[[ THE INPUT open ]]

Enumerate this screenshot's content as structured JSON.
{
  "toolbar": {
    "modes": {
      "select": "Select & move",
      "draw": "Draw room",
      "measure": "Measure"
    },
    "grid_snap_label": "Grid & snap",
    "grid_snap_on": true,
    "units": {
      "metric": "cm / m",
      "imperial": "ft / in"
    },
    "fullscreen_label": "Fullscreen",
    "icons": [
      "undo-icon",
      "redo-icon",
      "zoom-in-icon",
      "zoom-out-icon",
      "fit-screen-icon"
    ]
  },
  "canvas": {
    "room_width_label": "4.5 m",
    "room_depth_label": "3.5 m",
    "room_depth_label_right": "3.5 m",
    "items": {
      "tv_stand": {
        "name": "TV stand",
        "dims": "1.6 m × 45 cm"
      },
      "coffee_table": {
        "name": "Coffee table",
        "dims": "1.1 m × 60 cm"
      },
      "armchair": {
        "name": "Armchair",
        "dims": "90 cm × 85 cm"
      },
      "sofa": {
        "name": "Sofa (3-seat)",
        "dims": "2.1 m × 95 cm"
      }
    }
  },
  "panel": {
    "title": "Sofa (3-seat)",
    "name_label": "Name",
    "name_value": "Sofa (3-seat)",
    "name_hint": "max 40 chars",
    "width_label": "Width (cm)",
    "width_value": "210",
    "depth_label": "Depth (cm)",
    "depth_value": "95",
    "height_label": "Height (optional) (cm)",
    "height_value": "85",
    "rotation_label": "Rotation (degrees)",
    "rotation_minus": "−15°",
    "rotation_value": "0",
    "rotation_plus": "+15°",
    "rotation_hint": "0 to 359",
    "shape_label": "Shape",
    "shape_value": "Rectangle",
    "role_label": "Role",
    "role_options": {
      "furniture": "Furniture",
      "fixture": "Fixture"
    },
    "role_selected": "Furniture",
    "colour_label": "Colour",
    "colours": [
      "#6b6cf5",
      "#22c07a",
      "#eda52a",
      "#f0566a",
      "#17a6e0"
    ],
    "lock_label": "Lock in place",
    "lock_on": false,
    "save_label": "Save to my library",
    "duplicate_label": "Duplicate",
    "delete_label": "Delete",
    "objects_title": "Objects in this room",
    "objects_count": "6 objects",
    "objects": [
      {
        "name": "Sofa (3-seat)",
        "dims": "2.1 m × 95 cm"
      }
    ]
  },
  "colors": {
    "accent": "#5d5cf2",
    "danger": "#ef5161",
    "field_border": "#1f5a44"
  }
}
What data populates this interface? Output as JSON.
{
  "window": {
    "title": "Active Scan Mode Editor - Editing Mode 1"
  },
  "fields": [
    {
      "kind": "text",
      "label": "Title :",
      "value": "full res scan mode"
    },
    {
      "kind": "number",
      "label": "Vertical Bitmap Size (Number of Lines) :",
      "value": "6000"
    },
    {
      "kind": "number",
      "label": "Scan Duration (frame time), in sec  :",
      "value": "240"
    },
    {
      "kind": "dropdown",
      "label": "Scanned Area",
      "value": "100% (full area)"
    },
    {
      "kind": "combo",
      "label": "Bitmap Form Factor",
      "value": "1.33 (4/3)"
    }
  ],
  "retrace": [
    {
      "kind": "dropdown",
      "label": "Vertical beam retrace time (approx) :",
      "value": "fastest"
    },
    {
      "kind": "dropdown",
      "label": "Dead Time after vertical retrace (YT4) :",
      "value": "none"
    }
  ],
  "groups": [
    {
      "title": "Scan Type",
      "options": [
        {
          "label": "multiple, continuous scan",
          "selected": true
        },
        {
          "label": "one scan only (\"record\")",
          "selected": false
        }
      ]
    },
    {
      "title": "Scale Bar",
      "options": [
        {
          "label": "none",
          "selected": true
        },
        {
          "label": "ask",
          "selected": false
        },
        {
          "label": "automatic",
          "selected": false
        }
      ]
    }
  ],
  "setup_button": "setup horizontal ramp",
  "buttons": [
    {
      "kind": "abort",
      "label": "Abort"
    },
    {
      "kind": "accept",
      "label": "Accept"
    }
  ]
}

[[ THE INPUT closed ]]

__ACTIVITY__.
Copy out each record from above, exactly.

__OUTPUT FOR THIS EXERCISE__.
Enumerate this screenshot's content as structured JSON.
{
  "toolbar": {
    "modes": {
      "select": "Select & move",
      "draw": "Draw room",
      "measure": "Measure"
    },
    "grid_snap_label": "Grid & snap",
    "grid_snap_on": true,
    "units": {
      "metric": "cm / m",
      "imperial": "ft / in"
    },
    "fullscreen_label": "Fullscreen",
    "icons": [
      "undo-icon",
      "redo-icon",
      "zoom-in-icon",
      "zoom-out-icon",
      "fit-screen-icon"
    ]
  },
  "canvas": {
    "room_width_label": "4.5 m",
    "room_depth_label": "3.5 m",
    "room_depth_label_right": "3.5 m",
    "items": {
      "tv_stand": {
        "name": "TV stand",
        "dims": "1.6 m × 45 cm"
      },
      "coffee_table": {
        "name": "Coffee table",
        "dims": "1.1 m × 60 cm"
      },
      "armchair": {
        "name": "Armchair",
        "dims": "90 cm × 85 cm"
      },
      "sofa": {
        "name": "Sofa (3-seat)",
        "dims": "2.1 m × 95 cm"
      }
    }
  },
  "panel": {
    "title": "Sofa (3-seat)",
    "name_label": "Name",
    "name_value": "Sofa (3-seat)",
    "name_hint": "max 40 chars",
    "width_label": "Width (cm)",
    "width_value": "210",
    "depth_label": "Depth (cm)",
    "depth_value": "95",
    "height_label": "Height (optional) (cm)",
    "height_value": "85",
    "rotation_label": "Rotation (degrees)",
    "rotation_minus": "−15°",
    "rotation_value": "0",
    "rotation_plus": "+15°",
    "rotation_hint": "0 to 359",
    "shape_label": "Shape",
    "shape_value": "Rectangle",
    "role_label": "Role",
    "role_options": {
      "furniture": "Furniture",
      "fixture": "Fixture"
    },
    "role_selected": "Furniture",
    "colour_label": "Colour",
    "colours": [
      "#6b6cf5",
      "#22c07a",
      "#eda52a",
      "#f0566a",
      "#17a6e0"
    ],
    "lock_label": "Lock in place",
    "lock_on": false,
    "save_label": "Save to my library",
    "duplicate_label": "Duplicate",
    "delete_label": "Delete",
    "objects_title": "Objects in this room",
    "objects_count": "6 objects",
    "objects": [
      {
        "name": "Sofa (3-seat)",
        "dims": "2.1 m × 95 cm"
      }
    ]
  },
  "colors": {
    "accent": "#5d5cf2",
    "danger": "#ef5161",
    "field_border": "#1f5a44"
  }
}
What data populates this interface? Output as JSON.
{
  "window": {
    "title": "Active Scan Mode Editor - Editing Mode 1"
  },
  "fields": [
    {
      "kind": "text",
      "label": "Title :",
      "value": "full res scan mode"
    },
    {
      "kind": "number",
      "label": "Vertical Bitmap Size (Number of Lines) :",
      "value": "6000"
    },
    {
      "kind": "number",
      "label": "Scan Duration (frame time), in sec  :",
      "value": "240"
    },
    {
      "kind": "dropdown",
      "label": "Scanned Area",
      "value": "100% (full area)"
    },
    {
      "kind": "combo",
      "label": "Bitmap Form Factor",
      "value": "1.33 (4/3)"
    }
  ],
  "retrace": [
    {
      "kind": "dropdown",
      "label": "Vertical beam retrace time (approx) :",
      "value": "fastest"
    },
    {
      "kind": "dropdown",
      "label": "Dead Time after vertical retrace (YT4) :",
      "value": "none"
    }
  ],
  "groups": [
    {
      "title": "Scan Type",
      "options": [
        {
          "label": "multiple, continuous scan",
          "selected": true
        },
        {
          "label": "one scan only (\"record\")",
          "selected": false
        }
      ]
    },
    {
      "title": "Scale Bar",
      "options": [
        {
          "label": "none",
          "selected": true
        },
        {
          "label": "ask",
          "selected": false
        },
        {
          "label": "automatic",
          "selected": false
        }
      ]
    }
  ],
  "setup_button": "setup horizontal ramp",
  "buttons": [
    {
      "kind": "abort",
      "label": "Abort"
    },
    {
      "kind": "accept",
      "label": "Accept"
    }
  ]
}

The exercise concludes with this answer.